> [Problem] Please write out every record exactly, but keep any images out of it.
##### Listed entries #####
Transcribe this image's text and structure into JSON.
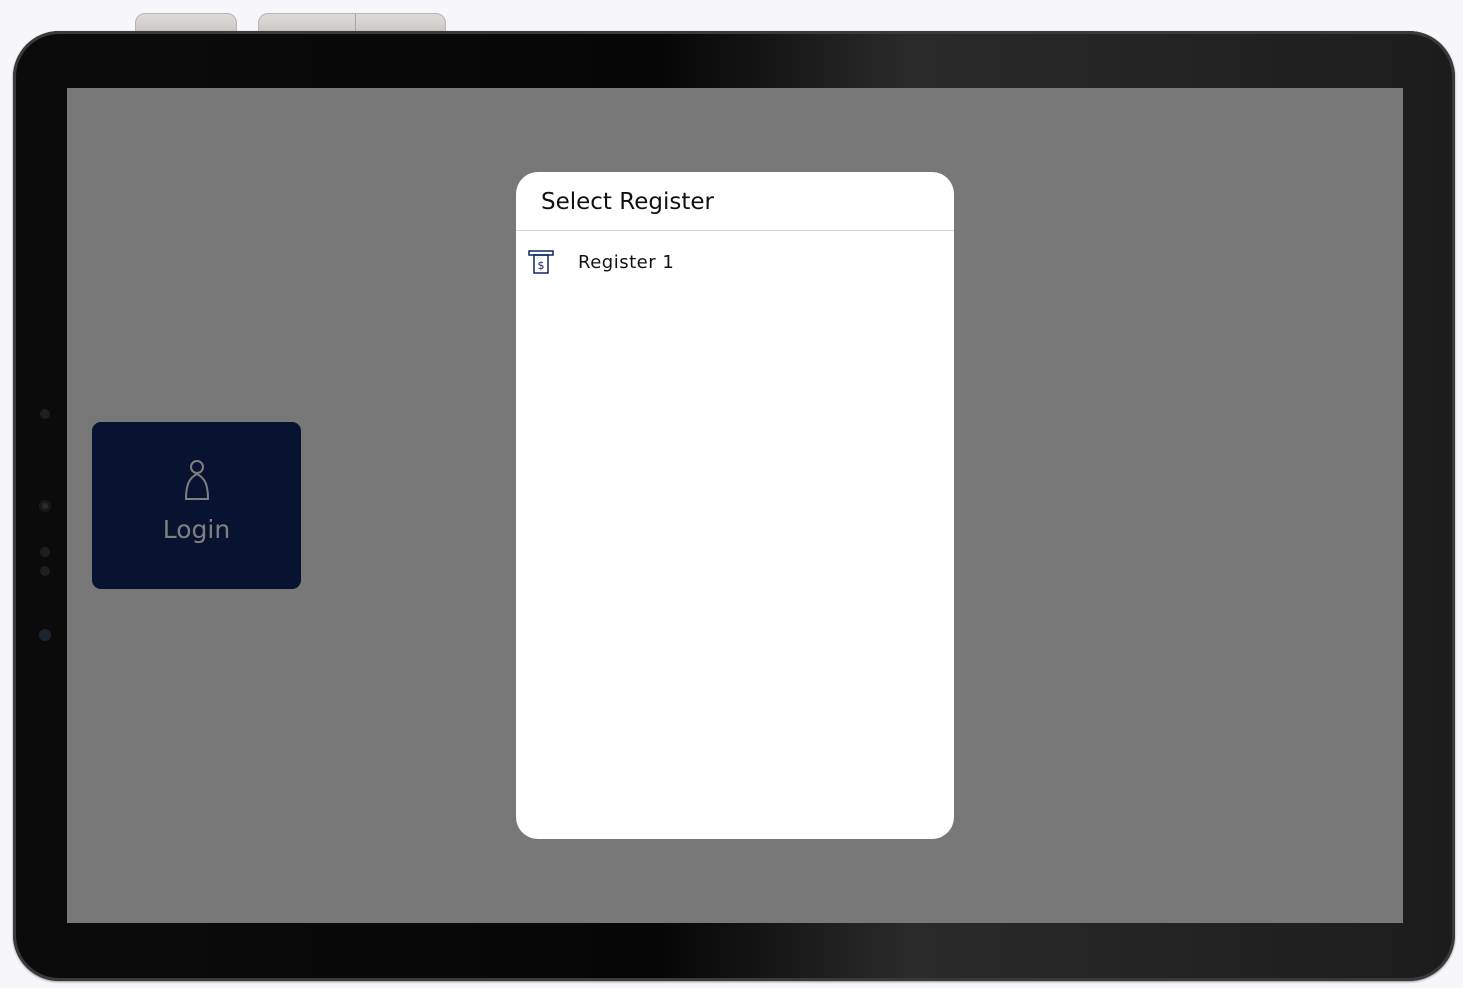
{
  "app": {
    "login_tile": {
      "label": "Login",
      "icon": "user-icon"
    }
  },
  "dialog": {
    "title": "Select Register",
    "registers": [
      {
        "label": "Register 1",
        "icon": "cash-register-icon"
      }
    ]
  },
  "colors": {
    "login_tile_bg": "#0f2660",
    "accent_icon": "#0f2660",
    "scrim": "rgba(0,0,0,0.5)"
  }
}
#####
> [Solved problem]
Transcribe this image's text and structure into JSON.
{
  "app": {
    "login_tile": {
      "label": "Login",
      "icon": "user-icon"
    }
  },
  "dialog": {
    "title": "Select Register",
    "registers": [
      {
        "label": "Register 1",
        "icon": "cash-register-icon"
      }
    ]
  },
  "colors": {
    "login_tile_bg": "#0f2660",
    "accent_icon": "#0f2660",
    "scrim": "rgba(0,0,0,0.5)"
  }
}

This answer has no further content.